Mentions: While the trajectory area is a measure that quantifies the overall motor control process including trajectory planning, feedforward mechanisms and feedback mechanisms; the predictive component measure excludes the feedback mechanism due to the fact that it quantifies the motion of COM before the feedback mechanism could alter the motion. Figure 10 shows the relation between the time of the motion, motor control processes and the measures used.


Human motor adaptation in whole body motion
Measures used to quantify motor control mechanisms.Trajectory area measure (TA) and predictive component measure (PC) in relation to the active motor control processes during the execution of the motion.
© Copyright Policy - open-access
Related In: Results  -  Collection

License
Show All Figures
getmorefigures.php?uid=PMC5016968&req=5

f10: Measures used to quantify motor control mechanisms.Trajectory area measure (TA) and predictive component measure (PC) in relation to the active motor control processes during the execution of the motion.
Mentions: While the trajectory area is a measure that quantifies the overall motor control process including trajectory planning, feedforward mechanisms and feedback mechanisms; the predictive component measure excludes the feedback mechanism due to the fact that it quantifies the motion of COM before the feedback mechanism could alter the motion. Figure 10 shows the relation between the time of the motion, motor control processes and the measures used.

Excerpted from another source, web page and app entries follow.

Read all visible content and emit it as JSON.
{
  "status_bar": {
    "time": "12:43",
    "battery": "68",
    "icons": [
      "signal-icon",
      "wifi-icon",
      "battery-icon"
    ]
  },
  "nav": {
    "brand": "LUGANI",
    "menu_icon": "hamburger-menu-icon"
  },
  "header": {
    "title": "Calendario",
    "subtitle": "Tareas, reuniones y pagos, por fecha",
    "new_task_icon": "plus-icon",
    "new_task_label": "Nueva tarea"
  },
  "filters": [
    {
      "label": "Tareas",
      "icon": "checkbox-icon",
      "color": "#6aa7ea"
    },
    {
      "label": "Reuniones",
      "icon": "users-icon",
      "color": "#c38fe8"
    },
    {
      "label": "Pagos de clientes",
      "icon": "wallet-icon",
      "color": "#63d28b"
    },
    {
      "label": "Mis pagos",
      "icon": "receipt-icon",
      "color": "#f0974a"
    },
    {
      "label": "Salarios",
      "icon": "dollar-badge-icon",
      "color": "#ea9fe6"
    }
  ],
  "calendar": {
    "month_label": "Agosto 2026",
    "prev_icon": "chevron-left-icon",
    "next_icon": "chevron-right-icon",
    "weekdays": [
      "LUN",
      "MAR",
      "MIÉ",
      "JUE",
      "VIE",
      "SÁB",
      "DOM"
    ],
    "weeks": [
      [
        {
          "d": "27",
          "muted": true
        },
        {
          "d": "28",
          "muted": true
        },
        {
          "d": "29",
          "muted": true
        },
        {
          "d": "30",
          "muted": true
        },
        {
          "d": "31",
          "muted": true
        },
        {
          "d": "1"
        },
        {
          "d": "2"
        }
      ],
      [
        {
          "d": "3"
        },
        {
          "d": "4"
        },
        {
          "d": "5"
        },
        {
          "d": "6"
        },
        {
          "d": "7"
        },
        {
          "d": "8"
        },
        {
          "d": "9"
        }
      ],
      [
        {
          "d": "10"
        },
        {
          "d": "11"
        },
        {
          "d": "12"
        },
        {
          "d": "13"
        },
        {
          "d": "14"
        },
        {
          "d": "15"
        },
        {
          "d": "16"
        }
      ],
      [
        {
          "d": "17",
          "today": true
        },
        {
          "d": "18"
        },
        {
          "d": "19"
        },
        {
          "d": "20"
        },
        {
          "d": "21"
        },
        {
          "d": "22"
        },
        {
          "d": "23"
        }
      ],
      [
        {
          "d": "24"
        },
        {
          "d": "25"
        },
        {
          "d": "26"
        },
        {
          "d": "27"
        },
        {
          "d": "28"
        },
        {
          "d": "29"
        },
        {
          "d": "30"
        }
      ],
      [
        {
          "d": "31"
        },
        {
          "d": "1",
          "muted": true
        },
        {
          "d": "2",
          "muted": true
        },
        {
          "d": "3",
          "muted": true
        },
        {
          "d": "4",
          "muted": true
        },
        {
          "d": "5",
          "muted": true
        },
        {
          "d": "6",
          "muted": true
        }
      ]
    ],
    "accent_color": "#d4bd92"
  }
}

View Article: PubMed Central - PubMed

ABSTRACT

The main role of the sensorimotor system of an organism is to increase the survival of the species. Therefore, to understand the adaptation and optimality mechanisms of motor control, it is necessary to study the sensorimotor system in terms of ecological fitness. We designed an experimental paradigm that exposed sensorimotor system to risk of injury. We studied human subjects performing uncon- strained squat-to-stand movements that were systematically subjected to non-trivial perturbation. We found that subjects adapted by actively compensating the perturbations, converging to movements that were different from their normal unperturbed squat-to-stand movements. Furthermore, the adapted movements had clear intrinsic inter-subject differences which could be explained by different adapta- tion strategies employed by the subjects. These results suggest that classical optimality measures of physical energy and task satisfaction should be seen as part of a hierarchical organization of optimality with safety being at the highest level. Therefore, in addition to physical energy and task fulfillment, the risk of injury and other possible costs such as neural computational overhead have to be considered when analyzing human movement.

No MeSH data available.